Eighteenth century courtrooms were a dangerous place. For the convict there was a good chance you’d dangle from a rope. But even for the judge – the risk was high. The prisoners were so filthy and disease ridden that you might catch jail fever. Or what we call typhus these days.
Judges catch jail fever from typhus ridden accused
The year was 1750 in London at England’s top criminal court – the Old Bailey. Three judges were trying a group of prisoners and the death sentence was anticipated.
Capital punishment applied to a whole range of crimes at this time – not just murder but also theft and violent attack.

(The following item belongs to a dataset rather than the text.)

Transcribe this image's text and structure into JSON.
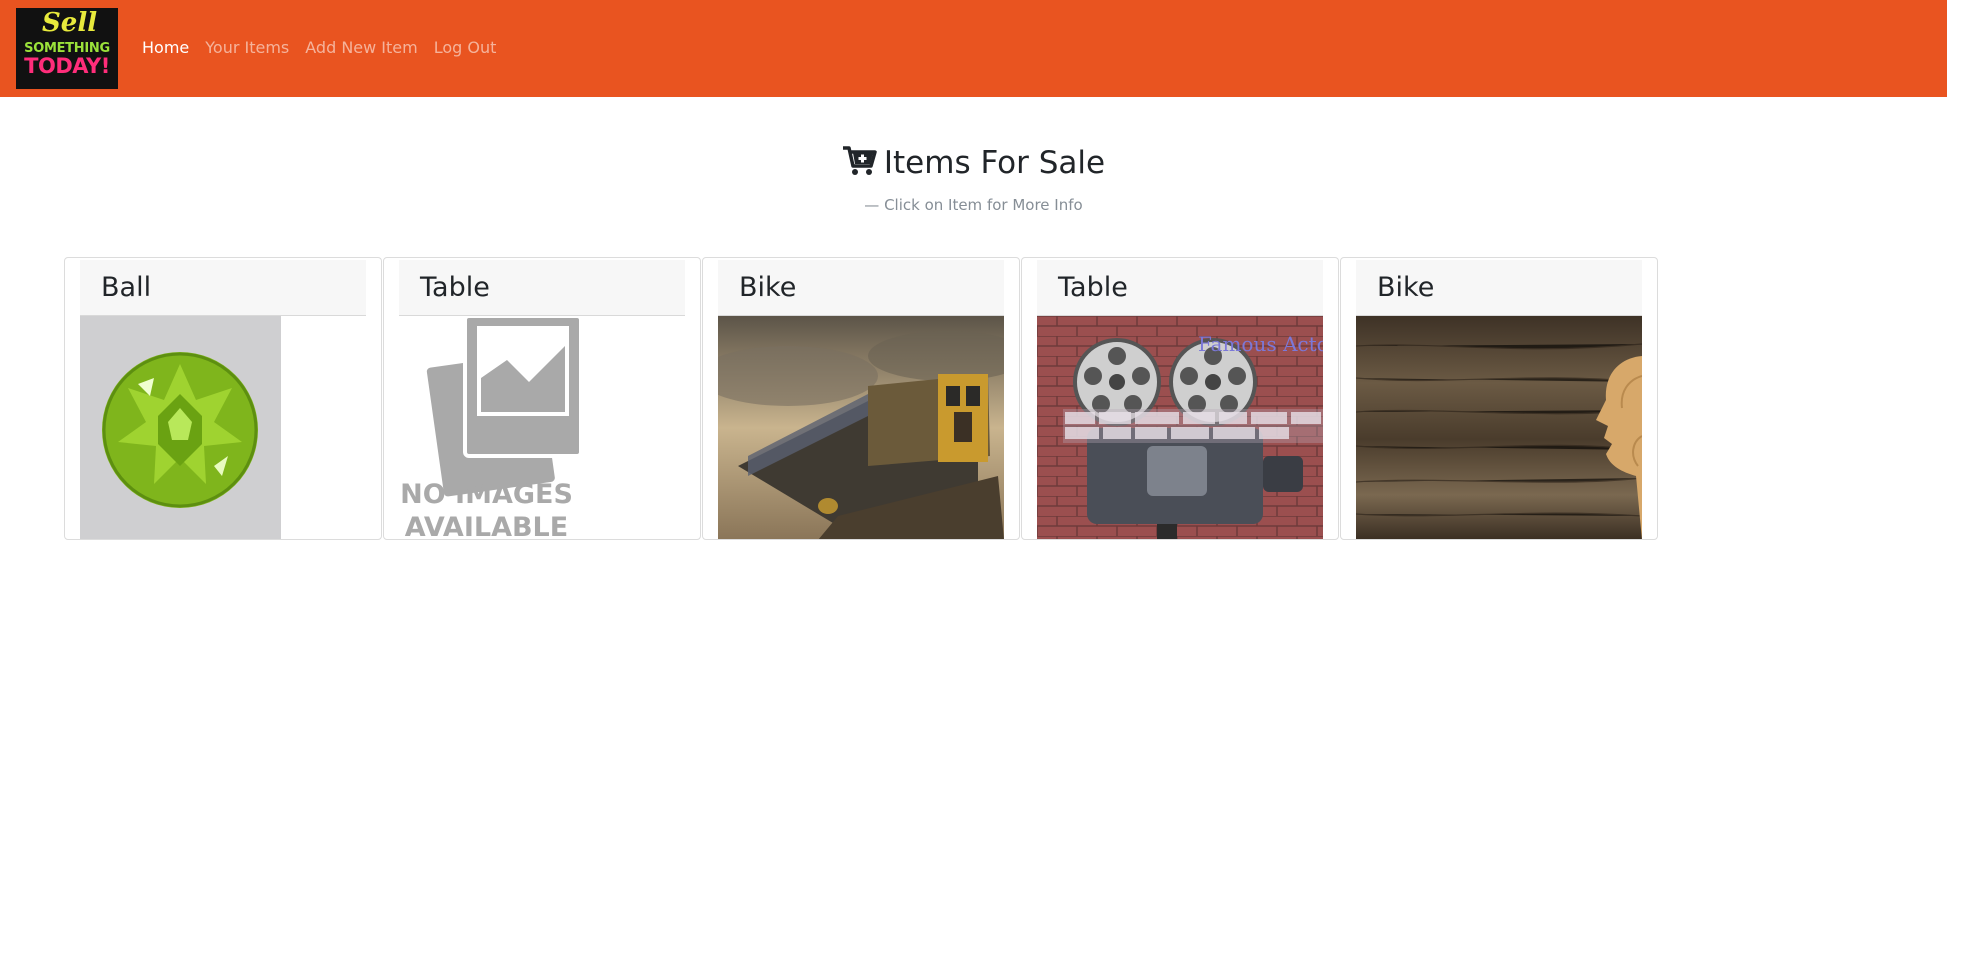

Unfortunately for the judges, the grubby criminals were seated right in front of the dock. And not only did they stink to high heaven but there had been an outbreak of jail fever within Newgate prison. The place was rife with typhus.
DISCOVER: A warning to anti-vaxxers from history

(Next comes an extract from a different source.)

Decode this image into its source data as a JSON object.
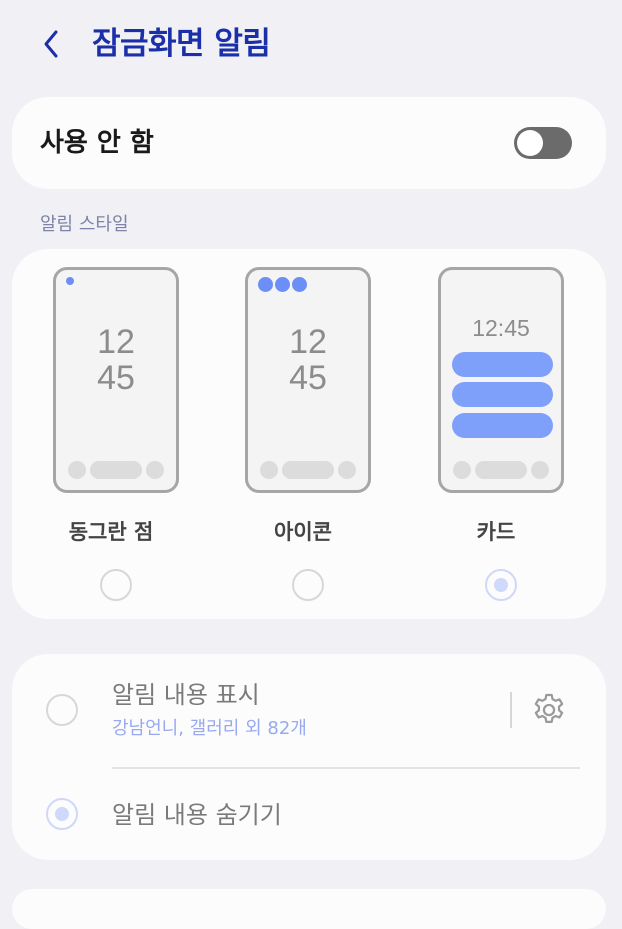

Typhus, by the way, was also referred to as hospital fever, camp fever and ship fever. It was and is caused by poor hygiene, normally when lots of people are grouped together in insanitary conditions. For example, military camps, ships and….prisons.
The agent of transmission is the humble louse, which gets infected by a sick person and then shares the disease with anybody nearby. So, the judges were infected because of their proximity to the accused. And it’s not a disease that spares the rich and privileged.

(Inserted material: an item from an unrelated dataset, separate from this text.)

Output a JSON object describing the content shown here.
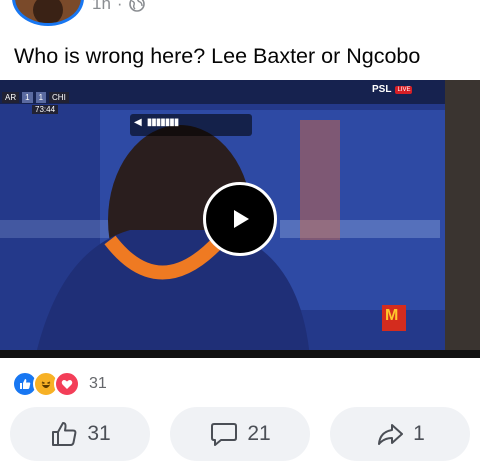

FIND OUT MORE: How to talk like a Victorian Londoner
One of the judges was Sir Samuel Pennant (pictured with a louse) – who was also the Lord Mayor of London. The other two judges were Sir Thomas Abney and Baron Clarke. And they all died – infected by the very prisoners they had been sentencing to hang.
Another little fact about Sir Samuel – apart from being Lord Mayor and dying of typhus – was that he was a prolific slave owner. The 18th century was the height of British activity in the trade and he was actually born in Jamaica on his father’s plantation. I’m shedding less tears about his fate now.
Today, the Old Bailey – or Central Criminal Court – is still standing, though a more recent building. There’s no prison nearby. It was demolished at the turn of the 20th century when Londoners decided they’d rather not have large prisons in the middle of town.
But in 1750, Newgate prison was located right next door to the courthouse.
Jail fever brings typhus straight from prison to courtroom
Prisoners were therefore brought a relatively short distance from the squalid and overcrowded conditions at Newgate, straight into the courtroom of the Old Bailey. And along came the lice and fleas with them.
Therefore, if typhus was raging through Newgate, it was brought direct into the courtroom. Not that anybody fully understood the risk. And certainly not the esteemed judges who were carried off to meet their maker.